Prof Saiful Islam, University of Oxford, leads the CATMAT project, which also includes researchers from the universities of Bath, Birmingham, Cambridge, Liverpool and UCL.
NEXGENNA is developing next generation sodium-ion batteries (NIBs), a technology on the cusp of commercialisation that is suited to applications (such as low-cost mobility and static storage) where lifetime operational cost (not energy density or weight) is the overriding factor. The project aims to surpass the performance of lithium iron phosphate/graphite batteries by improving the energy density, power, and lifetime of NIBs while maintaining sustainability, safety, and cost advantages. Its multi-disciplinary approach incorporates improvements to the chemistry of the main cell components, culminating in scale-up and cell manufacturing at the new prototyping facility at the University of St Andrews.
Various approaches are being used to improve positive electrodes, targeting higher energy density (composites that exploit anion redox), cycle life (via pillaring) and sustainability (low cost layered materials). To improve the capacity of negative electrodes, researchers are investigating sodium inclusion in hard-carbon composites, prioritising scalable, low-cost, and energy-efficient synthesis. The project is making improvements to existing electrolyte formulations, seeking processing improvements to electrolyte additives (NaPF6 salts), and developing new electrolytes that could enhance performance of NIBs by expanding the voltage window, enabling new electrode chemistries to be explored.
Researchers also aim to develop an improved mechanistic understanding of the solid/electrolyte interphase layer, metal plating and investigate the feasibility of anode-free
NIBs. Emerging positive, negative and electrolyte materials will be combined, scaled up to pouch cells and benchmarked against commercially available materials.
Prof John Irvine, University of St Andrews, is Principal Investigator.

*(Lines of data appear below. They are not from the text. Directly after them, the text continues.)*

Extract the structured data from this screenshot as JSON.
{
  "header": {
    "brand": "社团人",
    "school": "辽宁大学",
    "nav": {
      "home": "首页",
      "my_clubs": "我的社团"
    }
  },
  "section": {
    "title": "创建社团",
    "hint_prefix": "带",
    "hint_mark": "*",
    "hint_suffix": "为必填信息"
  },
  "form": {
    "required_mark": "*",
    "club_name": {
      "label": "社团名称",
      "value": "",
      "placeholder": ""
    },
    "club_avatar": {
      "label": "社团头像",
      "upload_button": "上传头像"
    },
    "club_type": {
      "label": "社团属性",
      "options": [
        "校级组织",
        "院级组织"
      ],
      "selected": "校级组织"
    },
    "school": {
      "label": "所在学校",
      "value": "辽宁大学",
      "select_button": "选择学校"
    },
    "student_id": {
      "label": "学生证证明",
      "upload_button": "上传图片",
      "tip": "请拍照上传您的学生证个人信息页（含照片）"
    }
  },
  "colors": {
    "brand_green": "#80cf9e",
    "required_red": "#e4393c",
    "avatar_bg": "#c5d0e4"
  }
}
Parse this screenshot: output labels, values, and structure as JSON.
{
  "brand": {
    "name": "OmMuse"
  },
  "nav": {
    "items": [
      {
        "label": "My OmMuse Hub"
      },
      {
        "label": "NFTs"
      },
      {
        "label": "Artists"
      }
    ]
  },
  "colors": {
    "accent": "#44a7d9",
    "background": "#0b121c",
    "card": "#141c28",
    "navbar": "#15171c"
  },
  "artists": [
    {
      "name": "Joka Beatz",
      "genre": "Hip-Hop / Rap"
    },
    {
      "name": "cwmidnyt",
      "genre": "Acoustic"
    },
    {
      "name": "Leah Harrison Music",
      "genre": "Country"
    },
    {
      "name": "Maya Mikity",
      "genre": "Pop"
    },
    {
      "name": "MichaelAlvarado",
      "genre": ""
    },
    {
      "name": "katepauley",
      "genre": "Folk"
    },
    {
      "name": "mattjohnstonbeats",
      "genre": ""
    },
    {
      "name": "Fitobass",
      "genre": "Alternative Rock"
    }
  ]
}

Working closely with industry partners, the team also includes researchers from the universities of Cambridge, Imperial College London, Lancaster, STFC, and newly joined consortium partner Birmingham.
The new phase of the four research projects described here will progress over the two years from 1 October 2023 to 30 September 2025, with a break clause at 31 March 2025.
The reshaping of the organisation’s six other large, coordinated research projects on extending battery life, battery modelling, recycling and reuse, safety, solid-state batteries, and lithium-sulfur batteries was announced in March 2023.
The reshaping of the projects was a thorough process that involved revision of the scope of existing research areas, an open call for proposals in new research areas and input from senior researchers, the Faraday Institution’s expert panel, and a panel of internationally recognised independent experts from academia and industry. The focus was on how to enhance the UK’s position in electrochemical energy storage research and make UK industry more competitive, building on the progress made over the past five years.